§ DESCRIPTION OF THE TASK: Please count how many lines of the data include the word "chevron". Give only that number in reply.

Excerpts from an interface dataset:

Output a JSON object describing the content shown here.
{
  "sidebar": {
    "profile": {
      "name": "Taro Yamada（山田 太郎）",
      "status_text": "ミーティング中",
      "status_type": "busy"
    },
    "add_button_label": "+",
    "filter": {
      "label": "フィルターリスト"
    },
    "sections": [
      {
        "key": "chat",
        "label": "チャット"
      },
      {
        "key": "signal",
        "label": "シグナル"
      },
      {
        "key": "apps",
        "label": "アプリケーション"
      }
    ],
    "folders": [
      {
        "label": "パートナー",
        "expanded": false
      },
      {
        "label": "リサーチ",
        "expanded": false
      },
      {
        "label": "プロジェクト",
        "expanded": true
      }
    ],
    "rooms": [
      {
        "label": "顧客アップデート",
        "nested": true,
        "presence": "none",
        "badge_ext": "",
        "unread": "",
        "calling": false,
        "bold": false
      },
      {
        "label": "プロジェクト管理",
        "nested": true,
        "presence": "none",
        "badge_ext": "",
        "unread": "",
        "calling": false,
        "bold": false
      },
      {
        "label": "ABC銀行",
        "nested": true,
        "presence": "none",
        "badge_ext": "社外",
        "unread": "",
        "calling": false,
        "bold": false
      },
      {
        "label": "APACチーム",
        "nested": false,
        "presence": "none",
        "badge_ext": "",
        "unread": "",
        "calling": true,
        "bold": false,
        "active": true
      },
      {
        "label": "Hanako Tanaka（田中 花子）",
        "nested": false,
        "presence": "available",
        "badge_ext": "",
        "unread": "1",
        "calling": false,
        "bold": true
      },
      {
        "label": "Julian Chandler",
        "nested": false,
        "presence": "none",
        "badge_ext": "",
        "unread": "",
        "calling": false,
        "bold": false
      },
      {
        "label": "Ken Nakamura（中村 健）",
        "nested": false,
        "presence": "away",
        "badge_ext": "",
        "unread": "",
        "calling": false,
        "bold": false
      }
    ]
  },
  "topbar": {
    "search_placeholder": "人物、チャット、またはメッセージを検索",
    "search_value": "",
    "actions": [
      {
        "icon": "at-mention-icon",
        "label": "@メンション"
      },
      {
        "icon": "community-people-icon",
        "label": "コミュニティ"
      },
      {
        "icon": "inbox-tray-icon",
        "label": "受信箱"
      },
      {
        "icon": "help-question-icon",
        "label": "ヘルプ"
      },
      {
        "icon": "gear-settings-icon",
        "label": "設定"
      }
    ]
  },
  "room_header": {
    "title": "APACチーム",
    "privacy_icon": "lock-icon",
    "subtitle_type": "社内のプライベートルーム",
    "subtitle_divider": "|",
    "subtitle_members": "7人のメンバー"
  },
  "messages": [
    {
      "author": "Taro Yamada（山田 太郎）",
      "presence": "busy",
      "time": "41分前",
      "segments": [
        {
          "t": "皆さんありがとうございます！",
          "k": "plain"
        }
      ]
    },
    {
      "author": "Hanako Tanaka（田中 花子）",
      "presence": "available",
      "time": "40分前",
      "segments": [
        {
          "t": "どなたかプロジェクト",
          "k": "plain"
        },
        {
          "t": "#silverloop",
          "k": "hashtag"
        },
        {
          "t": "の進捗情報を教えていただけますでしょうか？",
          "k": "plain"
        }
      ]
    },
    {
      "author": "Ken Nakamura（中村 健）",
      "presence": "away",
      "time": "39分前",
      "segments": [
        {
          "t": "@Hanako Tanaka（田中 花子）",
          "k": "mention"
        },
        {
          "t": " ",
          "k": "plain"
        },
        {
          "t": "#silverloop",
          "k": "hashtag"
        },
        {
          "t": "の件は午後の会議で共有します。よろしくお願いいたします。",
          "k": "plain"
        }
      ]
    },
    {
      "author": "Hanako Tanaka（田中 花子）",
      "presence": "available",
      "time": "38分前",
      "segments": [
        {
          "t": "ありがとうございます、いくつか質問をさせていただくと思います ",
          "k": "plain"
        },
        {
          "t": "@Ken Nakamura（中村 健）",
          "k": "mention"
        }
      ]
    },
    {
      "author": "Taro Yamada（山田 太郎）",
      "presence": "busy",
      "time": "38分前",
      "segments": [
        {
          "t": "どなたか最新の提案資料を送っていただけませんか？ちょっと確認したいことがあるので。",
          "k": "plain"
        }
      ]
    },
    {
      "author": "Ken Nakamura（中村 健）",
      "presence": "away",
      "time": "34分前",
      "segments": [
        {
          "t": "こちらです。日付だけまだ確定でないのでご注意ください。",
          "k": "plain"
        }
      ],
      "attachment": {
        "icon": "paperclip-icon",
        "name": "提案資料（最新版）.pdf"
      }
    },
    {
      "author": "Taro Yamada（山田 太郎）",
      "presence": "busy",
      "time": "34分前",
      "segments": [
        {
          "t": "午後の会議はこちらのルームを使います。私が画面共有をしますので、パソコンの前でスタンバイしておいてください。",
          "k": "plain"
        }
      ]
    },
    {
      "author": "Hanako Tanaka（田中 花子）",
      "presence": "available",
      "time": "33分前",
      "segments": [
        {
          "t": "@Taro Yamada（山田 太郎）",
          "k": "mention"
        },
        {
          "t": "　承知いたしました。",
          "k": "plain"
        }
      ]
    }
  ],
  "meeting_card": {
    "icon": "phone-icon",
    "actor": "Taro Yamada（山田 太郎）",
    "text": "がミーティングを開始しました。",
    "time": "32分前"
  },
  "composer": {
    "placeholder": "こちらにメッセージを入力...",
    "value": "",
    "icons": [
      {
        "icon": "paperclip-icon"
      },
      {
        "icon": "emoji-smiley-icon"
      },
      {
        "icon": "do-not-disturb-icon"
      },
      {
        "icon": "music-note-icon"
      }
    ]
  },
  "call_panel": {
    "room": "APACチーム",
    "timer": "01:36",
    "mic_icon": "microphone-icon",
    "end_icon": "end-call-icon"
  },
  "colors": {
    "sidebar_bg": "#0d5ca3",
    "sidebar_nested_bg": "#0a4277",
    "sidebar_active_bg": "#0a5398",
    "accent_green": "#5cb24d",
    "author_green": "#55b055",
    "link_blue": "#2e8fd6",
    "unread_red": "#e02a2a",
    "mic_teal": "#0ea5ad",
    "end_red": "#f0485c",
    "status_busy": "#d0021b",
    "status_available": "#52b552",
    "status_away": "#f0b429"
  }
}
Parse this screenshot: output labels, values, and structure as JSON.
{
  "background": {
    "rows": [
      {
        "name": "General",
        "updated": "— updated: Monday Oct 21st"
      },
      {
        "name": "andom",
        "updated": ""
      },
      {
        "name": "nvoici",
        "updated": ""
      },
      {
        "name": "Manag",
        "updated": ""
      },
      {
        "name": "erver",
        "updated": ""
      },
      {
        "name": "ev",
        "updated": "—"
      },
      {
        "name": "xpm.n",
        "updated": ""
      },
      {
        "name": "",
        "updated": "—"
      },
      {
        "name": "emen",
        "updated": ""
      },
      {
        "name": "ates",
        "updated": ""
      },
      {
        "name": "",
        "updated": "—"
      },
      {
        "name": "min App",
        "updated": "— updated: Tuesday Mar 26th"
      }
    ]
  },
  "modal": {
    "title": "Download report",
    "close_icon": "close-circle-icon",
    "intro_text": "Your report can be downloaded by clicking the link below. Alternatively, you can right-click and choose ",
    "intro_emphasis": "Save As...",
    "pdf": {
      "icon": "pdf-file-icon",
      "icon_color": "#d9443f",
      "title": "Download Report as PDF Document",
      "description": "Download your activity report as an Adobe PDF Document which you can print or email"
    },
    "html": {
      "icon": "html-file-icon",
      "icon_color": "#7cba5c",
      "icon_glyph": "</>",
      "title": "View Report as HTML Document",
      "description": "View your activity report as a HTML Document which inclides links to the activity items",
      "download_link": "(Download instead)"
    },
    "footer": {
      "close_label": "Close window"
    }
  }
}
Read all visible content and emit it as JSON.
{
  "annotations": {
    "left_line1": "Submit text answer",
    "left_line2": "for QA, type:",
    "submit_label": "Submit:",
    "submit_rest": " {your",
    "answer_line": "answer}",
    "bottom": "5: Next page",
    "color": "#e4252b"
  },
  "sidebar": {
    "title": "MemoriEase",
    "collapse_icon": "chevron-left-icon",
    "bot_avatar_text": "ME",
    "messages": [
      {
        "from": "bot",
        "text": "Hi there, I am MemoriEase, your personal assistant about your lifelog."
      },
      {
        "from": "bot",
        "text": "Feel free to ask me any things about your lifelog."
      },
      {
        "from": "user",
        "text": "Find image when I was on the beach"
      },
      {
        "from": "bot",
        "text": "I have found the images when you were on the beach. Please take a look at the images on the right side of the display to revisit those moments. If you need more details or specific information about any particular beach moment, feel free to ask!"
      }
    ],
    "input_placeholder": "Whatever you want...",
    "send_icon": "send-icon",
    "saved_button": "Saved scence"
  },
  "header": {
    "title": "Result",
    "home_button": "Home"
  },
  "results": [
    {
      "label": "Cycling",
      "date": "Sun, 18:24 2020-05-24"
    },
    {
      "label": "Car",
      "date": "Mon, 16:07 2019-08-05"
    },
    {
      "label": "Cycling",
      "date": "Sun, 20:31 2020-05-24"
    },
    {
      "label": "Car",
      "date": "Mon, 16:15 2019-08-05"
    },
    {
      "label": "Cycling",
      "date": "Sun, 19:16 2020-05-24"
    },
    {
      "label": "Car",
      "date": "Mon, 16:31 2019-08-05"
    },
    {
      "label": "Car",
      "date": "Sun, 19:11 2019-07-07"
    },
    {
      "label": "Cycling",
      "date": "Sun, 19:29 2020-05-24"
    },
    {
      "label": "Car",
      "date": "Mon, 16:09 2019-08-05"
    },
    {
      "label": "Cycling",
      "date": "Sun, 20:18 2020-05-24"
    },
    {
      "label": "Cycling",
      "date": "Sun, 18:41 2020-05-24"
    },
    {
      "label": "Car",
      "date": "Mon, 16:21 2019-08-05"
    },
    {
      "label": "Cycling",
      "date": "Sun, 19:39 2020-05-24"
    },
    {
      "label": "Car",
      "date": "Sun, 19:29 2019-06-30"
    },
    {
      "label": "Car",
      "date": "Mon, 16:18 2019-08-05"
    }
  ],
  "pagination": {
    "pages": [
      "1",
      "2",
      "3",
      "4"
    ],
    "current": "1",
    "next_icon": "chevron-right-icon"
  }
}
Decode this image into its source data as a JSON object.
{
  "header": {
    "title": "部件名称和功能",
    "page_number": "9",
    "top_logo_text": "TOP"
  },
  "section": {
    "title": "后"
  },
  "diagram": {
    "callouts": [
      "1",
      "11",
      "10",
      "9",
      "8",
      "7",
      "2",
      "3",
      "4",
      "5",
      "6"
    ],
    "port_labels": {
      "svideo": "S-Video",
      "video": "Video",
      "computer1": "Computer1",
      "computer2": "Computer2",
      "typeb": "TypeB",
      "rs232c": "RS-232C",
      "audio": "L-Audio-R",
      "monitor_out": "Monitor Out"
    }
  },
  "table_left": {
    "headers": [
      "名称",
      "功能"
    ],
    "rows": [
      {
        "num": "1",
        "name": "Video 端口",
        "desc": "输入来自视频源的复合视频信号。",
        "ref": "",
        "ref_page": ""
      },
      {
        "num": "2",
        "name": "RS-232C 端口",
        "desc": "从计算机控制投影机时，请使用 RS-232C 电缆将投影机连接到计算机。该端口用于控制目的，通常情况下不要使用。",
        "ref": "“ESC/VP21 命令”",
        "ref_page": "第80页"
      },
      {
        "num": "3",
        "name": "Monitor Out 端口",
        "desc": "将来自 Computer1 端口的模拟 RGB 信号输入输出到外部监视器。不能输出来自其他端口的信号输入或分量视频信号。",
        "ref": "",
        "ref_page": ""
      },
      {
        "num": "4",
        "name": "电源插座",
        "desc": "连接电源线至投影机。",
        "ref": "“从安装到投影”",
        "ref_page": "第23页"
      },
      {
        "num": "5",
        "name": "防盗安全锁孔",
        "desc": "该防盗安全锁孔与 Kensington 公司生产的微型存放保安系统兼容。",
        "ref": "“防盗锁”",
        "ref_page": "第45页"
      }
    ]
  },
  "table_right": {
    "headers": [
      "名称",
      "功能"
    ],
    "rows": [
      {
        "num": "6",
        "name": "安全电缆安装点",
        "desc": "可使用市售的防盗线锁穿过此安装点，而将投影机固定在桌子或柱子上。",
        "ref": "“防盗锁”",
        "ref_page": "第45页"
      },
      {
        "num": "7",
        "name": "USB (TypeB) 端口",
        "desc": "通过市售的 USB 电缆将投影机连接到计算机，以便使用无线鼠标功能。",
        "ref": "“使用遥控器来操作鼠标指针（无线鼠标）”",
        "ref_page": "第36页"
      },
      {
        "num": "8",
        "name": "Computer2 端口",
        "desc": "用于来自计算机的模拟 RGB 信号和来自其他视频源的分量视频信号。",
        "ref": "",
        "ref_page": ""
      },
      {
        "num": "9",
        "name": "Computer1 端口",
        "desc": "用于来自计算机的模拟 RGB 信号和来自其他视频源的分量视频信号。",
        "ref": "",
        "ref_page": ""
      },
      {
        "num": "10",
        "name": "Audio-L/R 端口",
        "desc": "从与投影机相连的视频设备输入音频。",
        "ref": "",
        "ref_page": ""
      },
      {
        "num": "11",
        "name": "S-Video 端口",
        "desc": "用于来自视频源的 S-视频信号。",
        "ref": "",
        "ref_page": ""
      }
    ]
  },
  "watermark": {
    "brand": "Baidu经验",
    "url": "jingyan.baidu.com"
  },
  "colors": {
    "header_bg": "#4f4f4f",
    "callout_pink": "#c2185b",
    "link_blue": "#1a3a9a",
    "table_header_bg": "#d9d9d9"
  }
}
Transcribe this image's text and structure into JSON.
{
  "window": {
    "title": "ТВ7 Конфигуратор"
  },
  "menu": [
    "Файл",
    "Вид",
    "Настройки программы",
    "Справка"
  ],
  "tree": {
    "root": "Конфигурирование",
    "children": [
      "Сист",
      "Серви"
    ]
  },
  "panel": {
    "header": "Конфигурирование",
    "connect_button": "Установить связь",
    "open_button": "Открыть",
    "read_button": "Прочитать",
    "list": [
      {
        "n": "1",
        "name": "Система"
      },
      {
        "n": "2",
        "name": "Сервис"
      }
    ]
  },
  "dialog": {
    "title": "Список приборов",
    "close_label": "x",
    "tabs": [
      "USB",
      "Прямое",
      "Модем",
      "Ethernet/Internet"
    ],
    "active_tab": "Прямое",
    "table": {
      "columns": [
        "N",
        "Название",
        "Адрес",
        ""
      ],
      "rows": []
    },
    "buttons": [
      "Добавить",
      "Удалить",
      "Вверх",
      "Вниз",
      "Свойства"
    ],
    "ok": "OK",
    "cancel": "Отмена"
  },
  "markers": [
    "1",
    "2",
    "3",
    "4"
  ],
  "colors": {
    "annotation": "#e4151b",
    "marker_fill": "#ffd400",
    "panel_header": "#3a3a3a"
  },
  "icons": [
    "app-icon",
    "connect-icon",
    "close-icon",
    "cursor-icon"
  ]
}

§ WRITTEN ANSWER: 2